Why would a pet food company make a false organic claim? Well, clearly to make more money. Certified organic ingredients, and the products made from them, are more expensive than conventional varieties. Claiming to a largely ignorant public that something is organic and that there is no real difference between products described as organic and those described as certified organic can increase a company’s profits; such a company can easily undercut manufacturers selling legitimately USDA certified organic products. Generally, the law fails to regulate or prosecute false organic claims in the pet food industry, and many companies unscrupulously use this giant legal loophole in crafting unethical marketing strategies. Where great profits are at stake, such pet food companies couldn’t care less about misleading consumers or, unfortunately, manufacturing products that might negatively affect the health of pets down the line.

Misuse of the claim of organic certification is punishable by Federal law, so this claim is rarely abused. We know of one instance in which a particular pet food manufacturer falsely claimed their products were USDA certified organic; interesting, and in relatively short order, this company disappeared from the organic pet food marketplace.

What are the advantages of USDA certified organic pet food products?
For one thing, we believe that USDA certified organic pet food products, including the pet food products offered by our company, Onesta Organics (www.onestaorganics.com), are safer and healthier than their conventional counterparts. Moreover, these products are manufactured using environmentally friendly and or sustainable agricultural practices. Compared to their conventional counterparts, USDA certified organic food products contain significantly greater amounts of nutrients, but no GMOs and effectively no pesticide residues or other agricultural toxins. Certified organic products are generally healthier for you, your pet, and the environment than conventional varieties. As in the case of the term natural, the term ‘organic may be used without any requirement of third party verification. These terms are not regulated either by the USDA or any other government agency. This general lack of regulation leaves both terms up for grabs in the aggressive world of media marketing. Claims of ‘organic,’ even in combination with statements that a given pet food product is GMO-, antibiotic-, or hormone-free, or are produced using sustainable practices, are not subject to regulation and are often abused shamelessly. Since GMO-, antibiotic-, and hormone-free claims are clearly associated with legitimate certified organic products, their unsubstantiated use is often part of a compelling and effective marketing strategy aimed at consumers who are unaware of the lack of regulation and the misleading use of terminology.

Organic practices clearly have a positive impact on both the environment and the health of humans and their pets. Fortunately, many individuals and companies have recognized the importance of low-impact practices in maintaining our own good health and that of our pets and the planet.

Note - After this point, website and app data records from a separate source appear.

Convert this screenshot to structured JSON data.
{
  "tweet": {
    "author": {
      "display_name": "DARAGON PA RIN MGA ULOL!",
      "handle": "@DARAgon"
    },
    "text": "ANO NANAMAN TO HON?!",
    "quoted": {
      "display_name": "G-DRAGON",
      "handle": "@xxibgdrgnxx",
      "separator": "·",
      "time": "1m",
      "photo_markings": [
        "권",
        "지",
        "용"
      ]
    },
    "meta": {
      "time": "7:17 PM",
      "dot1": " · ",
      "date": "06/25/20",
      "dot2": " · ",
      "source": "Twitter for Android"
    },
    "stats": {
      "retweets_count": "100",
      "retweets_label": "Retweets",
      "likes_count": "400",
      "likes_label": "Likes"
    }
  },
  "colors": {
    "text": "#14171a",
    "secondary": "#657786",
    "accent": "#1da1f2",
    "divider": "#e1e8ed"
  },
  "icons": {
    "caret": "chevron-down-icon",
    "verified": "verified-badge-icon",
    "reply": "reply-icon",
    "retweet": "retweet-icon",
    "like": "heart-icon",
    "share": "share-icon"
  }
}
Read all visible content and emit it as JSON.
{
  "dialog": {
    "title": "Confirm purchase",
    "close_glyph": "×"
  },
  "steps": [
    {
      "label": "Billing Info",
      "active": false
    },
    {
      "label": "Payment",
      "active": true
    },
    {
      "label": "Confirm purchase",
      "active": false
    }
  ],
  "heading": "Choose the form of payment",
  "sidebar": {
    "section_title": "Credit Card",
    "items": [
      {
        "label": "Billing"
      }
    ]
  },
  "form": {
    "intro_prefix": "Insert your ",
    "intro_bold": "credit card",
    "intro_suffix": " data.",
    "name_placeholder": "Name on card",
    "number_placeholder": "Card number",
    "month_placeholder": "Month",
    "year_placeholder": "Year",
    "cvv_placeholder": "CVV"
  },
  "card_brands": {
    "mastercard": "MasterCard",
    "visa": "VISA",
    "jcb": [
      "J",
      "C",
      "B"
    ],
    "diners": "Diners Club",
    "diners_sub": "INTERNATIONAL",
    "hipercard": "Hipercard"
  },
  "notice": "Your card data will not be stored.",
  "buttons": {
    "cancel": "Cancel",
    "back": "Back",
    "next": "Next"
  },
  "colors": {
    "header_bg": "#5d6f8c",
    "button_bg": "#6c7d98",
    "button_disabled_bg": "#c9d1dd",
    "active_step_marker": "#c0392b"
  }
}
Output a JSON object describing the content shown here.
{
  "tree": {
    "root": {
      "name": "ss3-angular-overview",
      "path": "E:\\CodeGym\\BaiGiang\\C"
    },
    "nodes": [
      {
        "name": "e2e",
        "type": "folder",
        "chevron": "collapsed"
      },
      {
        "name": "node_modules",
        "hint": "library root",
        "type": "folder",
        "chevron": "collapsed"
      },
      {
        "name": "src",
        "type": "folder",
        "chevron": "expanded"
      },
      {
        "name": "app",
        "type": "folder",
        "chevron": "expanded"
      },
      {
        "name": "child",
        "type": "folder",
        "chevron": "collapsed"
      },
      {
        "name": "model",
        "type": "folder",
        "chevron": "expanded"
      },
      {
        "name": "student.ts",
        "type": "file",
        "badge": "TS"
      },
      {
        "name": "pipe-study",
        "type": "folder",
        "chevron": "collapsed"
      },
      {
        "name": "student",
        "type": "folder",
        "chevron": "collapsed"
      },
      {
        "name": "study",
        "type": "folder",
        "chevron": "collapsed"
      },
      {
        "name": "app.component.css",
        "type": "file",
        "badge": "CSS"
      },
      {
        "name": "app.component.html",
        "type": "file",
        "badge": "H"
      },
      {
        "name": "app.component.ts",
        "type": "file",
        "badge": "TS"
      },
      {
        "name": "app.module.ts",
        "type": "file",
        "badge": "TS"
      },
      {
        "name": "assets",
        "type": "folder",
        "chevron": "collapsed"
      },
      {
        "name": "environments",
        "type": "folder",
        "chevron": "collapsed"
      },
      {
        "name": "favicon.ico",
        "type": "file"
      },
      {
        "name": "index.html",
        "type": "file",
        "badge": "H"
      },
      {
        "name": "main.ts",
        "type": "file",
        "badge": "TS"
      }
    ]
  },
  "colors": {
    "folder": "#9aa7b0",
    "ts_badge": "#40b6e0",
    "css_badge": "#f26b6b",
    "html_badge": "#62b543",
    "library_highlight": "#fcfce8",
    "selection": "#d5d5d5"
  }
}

Pet food companies that abuse the terms natural, organic, or sustainable are compromising the integrity of the NOP and are confounding the efforts of the green movement, among others. Although consumer protection should ideally be the responsibility of the Federal government, much of the actual education of consumers is currently left to a small minority of responsible companies which feel ethically bound to do the right thing for the benefit of pets and the world that we, humans and animals alike, share.

As one State compliance officer at CDFA (California Department of Food and Agriculture) once noted ”… It is ‘buyer be ware’ of any pet food product that does not show that it is certified by one of the NOP certification agents”

1 NOP: www.ams.usda.gov/AMSv1.0
2 OTA: http://www.ota.com/organic.html

Posted by Posted by Heidi Junger, PhD under Filed under Organic Pet Food Standards Comments 1 Comment »